In short, the message–like that of the prophet Jeremiah–is that your blood is upon your own head as you did not heed the warning of the watchman appointed by your creator!
Like the effective communicator that I think he is, Wainaina appears to understand that a message is best delivered in one’s vernacular or first language. Consequently, he has done songs in Dholuo, Punjabi, Gikuyu, ShEng, Kiswahili, and Somali to reach the people in the nook and cranny of Kenya. And the world.
But the Eric Wainaina of Twende Twende in 2007 appears to be more mature from the Wainaina whose Kenya Only endeared him to Kenyan authorities as he did the general populace in the face of the 1998 terrorist attack that snuffed life out of 200 people. A while later Wainaina riled the political elite with Nchi ya kitu kidogo (Kenya land of corruption) for condemning corruption that had taken root in the country. At a public function presided over by the education minister, a microphone was snatched from him before the public address was put off when he dared to perform the song.
But how things change. Barely four years later, in December 2006, President Mwai Kibaki honoured Wainaina with the Head of State Commendation for his commitment to social justice.
Now, at 33 and father to a daughter, Wainaina appears more experienced, wiser and a junior African elder who understands that he that fights and retreats lives to fight another day. Could this explain why he resorts to ‘made up language’ and ‘made up cry’ in a ’made up place and time’, to a ‘made up people’ in the lovely and memorable song, Dek! Dek! Dek!?
Wainaina says this song was inspired by the students’ uprising against Chinese communism in 1989. The demonstrations culminated in the now infamous Tiananmen Square massacre. But Wainaina could well be describing situations in Ethiopia, Zimbabwe, Zambia or even Kenya where autocratic regimes have in the past mauled their people down when they demanded freedom of association, assembly and choice.
Wainaina may have a prophetic and patriotic voice, but he also appears to be a human being with blood flowing through his veins. So he sings about filial and romantic love, colonialism, politics, and neo-colonialism.
Fungeni Macho, for example, is a tale of how Africa was blinded into giving colonialists the power they used to swindle her out of her resources and her potential. With political independence the people thought that they had been saved but neo-colonialism continue to enslave them through Harambee and Fuata Nyayo slogans.
Mabawa (wings in Kiswahili) is a song about lost love. This song was written in collaboration with Kanjii Mbugua.
Adhiambo, written entirely in Dholuo, tells the story of a man in love who wishes to marry his girl friend but is held back by the fact that he is from a different tribe. The song features John Were.
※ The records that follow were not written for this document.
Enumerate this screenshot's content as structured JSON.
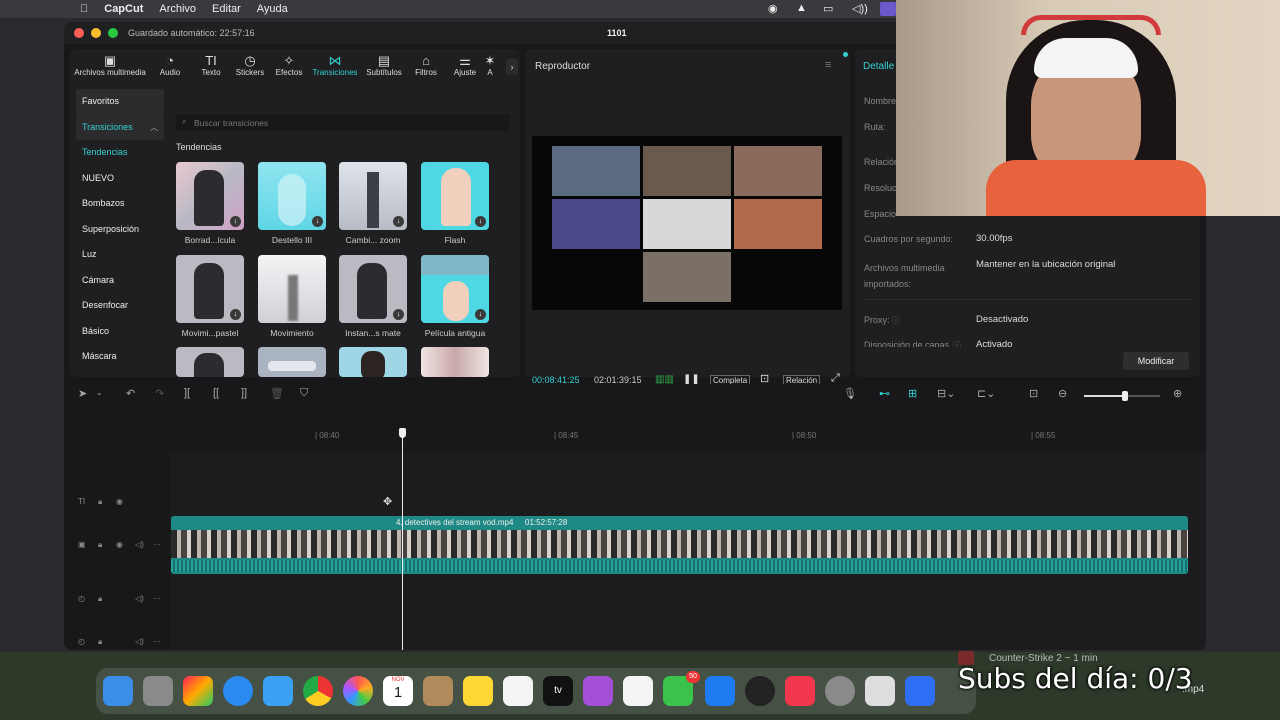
{
  "menubar": {
    "app": "CapCut",
    "items": [
      "Archivo",
      "Editar",
      "Ayuda"
    ]
  },
  "window": {
    "title": "1101",
    "autosave": "Guardado automático: 22:57:16"
  },
  "toolbar": [
    {
      "label": "Archivos multimedia",
      "icon": "media-icon"
    },
    {
      "label": "Audio",
      "icon": "audio-icon"
    },
    {
      "label": "Texto",
      "icon": "text-icon"
    },
    {
      "label": "Stickers",
      "icon": "sticker-icon"
    },
    {
      "label": "Efectos",
      "icon": "effects-icon"
    },
    {
      "label": "Transiciones",
      "icon": "transitions-icon",
      "active": true
    },
    {
      "label": "Subtítulos",
      "icon": "subtitles-icon"
    },
    {
      "label": "Filtros",
      "icon": "filters-icon"
    },
    {
      "label": "Ajuste",
      "icon": "adjust-icon"
    },
    {
      "label": "A",
      "icon": "more-icon"
    }
  ],
  "sidebar": {
    "favorites": "Favoritos",
    "transitions": "Transiciones",
    "categories": [
      "Tendencias",
      "NUEVO",
      "Bombazos",
      "Superposición",
      "Luz",
      "Cámara",
      "Desenfocar",
      "Básico",
      "Máscara"
    ]
  },
  "search": {
    "placeholder": "Buscar transiciones"
  },
  "section_title": "Tendencias",
  "transitions": [
    {
      "label": "Borrad...ícula"
    },
    {
      "label": "Destello III"
    },
    {
      "label": "Cambi... zoom"
    },
    {
      "label": "Flash"
    },
    {
      "label": "Movimi...pastel"
    },
    {
      "label": "Movimiento"
    },
    {
      "label": "Instan...s mate"
    },
    {
      "label": "Película antigua"
    },
    {
      "label": ""
    },
    {
      "label": ""
    },
    {
      "label": ""
    },
    {
      "label": ""
    }
  ],
  "player": {
    "title": "Reproductor",
    "current_time": "00:08:41:25",
    "total_time": "02:01:39:15",
    "full_label": "Completa",
    "ratio_label": "Relación"
  },
  "details": {
    "title": "Detalle",
    "labels": [
      "Nombre",
      "Ruta:",
      "Relación",
      "Resolución",
      "Espacio"
    ],
    "fps_label": "Cuadros por segundo:",
    "fps_value": "30.00fps",
    "imported_label": "Archivos multimedia importados:",
    "imported_value": "Mantener en la ubicación original",
    "proxy_label": "Proxy:",
    "proxy_value": "Desactivado",
    "layers_label": "Disposición de capas",
    "layers_value": "Activado",
    "modify_button": "Modificar"
  },
  "timeline": {
    "ticks": [
      "| 08:40",
      "| 08:45",
      "| 08:50",
      "| 08:55"
    ],
    "clip_name": "4. detectives del stream vod.mp4",
    "clip_duration": "01:52:57:28"
  },
  "overlay": {
    "subs": "Subs del día: 0/3",
    "notification": "Counter-Strike 2 ~ 1 min",
    "file_label": ".mp4"
  },
  "dock": {
    "calendar_month": "NOV",
    "calendar_day": "1",
    "messages_badge": "50"
  },
  "colors": {
    "accent": "#35d0d0",
    "clip": "#1f8a85"
  }
}
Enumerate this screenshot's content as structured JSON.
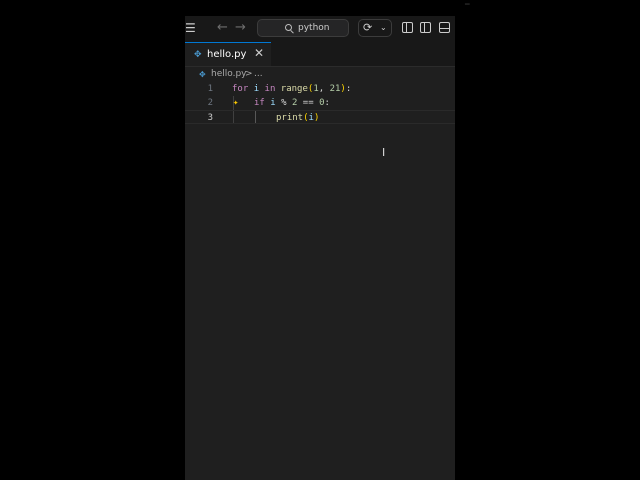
{
  "titlebar": {
    "search_text": "python",
    "menu_icon": "hamburger-icon",
    "back_icon": "arrow-left-icon",
    "forward_icon": "arrow-right-icon"
  },
  "tab": {
    "label": "hello.py",
    "close": "✕"
  },
  "breadcrumb": {
    "file": "hello.py",
    "separator": ">",
    "more": "..."
  },
  "code": {
    "lines": [
      {
        "number": "1",
        "text": "for i in range(1, 21):"
      },
      {
        "number": "2",
        "text": "if i % 2 == 0:"
      },
      {
        "number": "3",
        "text": "print(i)"
      }
    ]
  },
  "colors": {
    "keyword": "#c586c0",
    "variable": "#9cdcfe",
    "function": "#dcdcaa",
    "number": "#b5cea8",
    "editor_bg": "#1f1f1f"
  }
}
Jana ni jana (yesterday is in the past) urges people not to let their past mistakes stop them from realising their potential.
Ni kii kiega is a celebration of motherhood. The song pays tribute to one’s mother.
Subhaa, the 12th song on the album, praises the Asian woman.
Twende Twende, arguably one of the best albums in Kenya in a while, is by all means a masterpiece that could be used as a yardstick for raising standards of music in Kenya. But that is not to say the album is perfect. What it lacks in poetry-writing it makes up for musically.
“Twende Twende is worth the long wait. And what a way to launch it! Bravo Eric,” Chao Tolle, a presenter with Nairobi’s Capital FM, exclaimed after the album launch performance in January 2007.
Wainaina says Twende Twende is available at most music vendors in Kenya, ranging from the street vendor to major establishments like Nu-Metro Media Store, Press PLay, Sarit Centre, 20th Century, Uchumi supermarkets and also online on youtube.com.
With the recording and release of Twende Twende, Wainaina also appears to have come full circle. He is back to where he started with Five Alive: doing music with strong Christian messages.
And before I forget, another highlight of the evening on which the management of Alliance Francaise said Wainaina’s show “had pulled the largest crowd they had ever hosted for a local performance act”, was the stunning performance by up-and-coming musician Sarah Mitaru, backed by 2005 Kora Award winner Neema Ntalel and Wambu Mitaru, who graced the stage and moved the crowd to bits!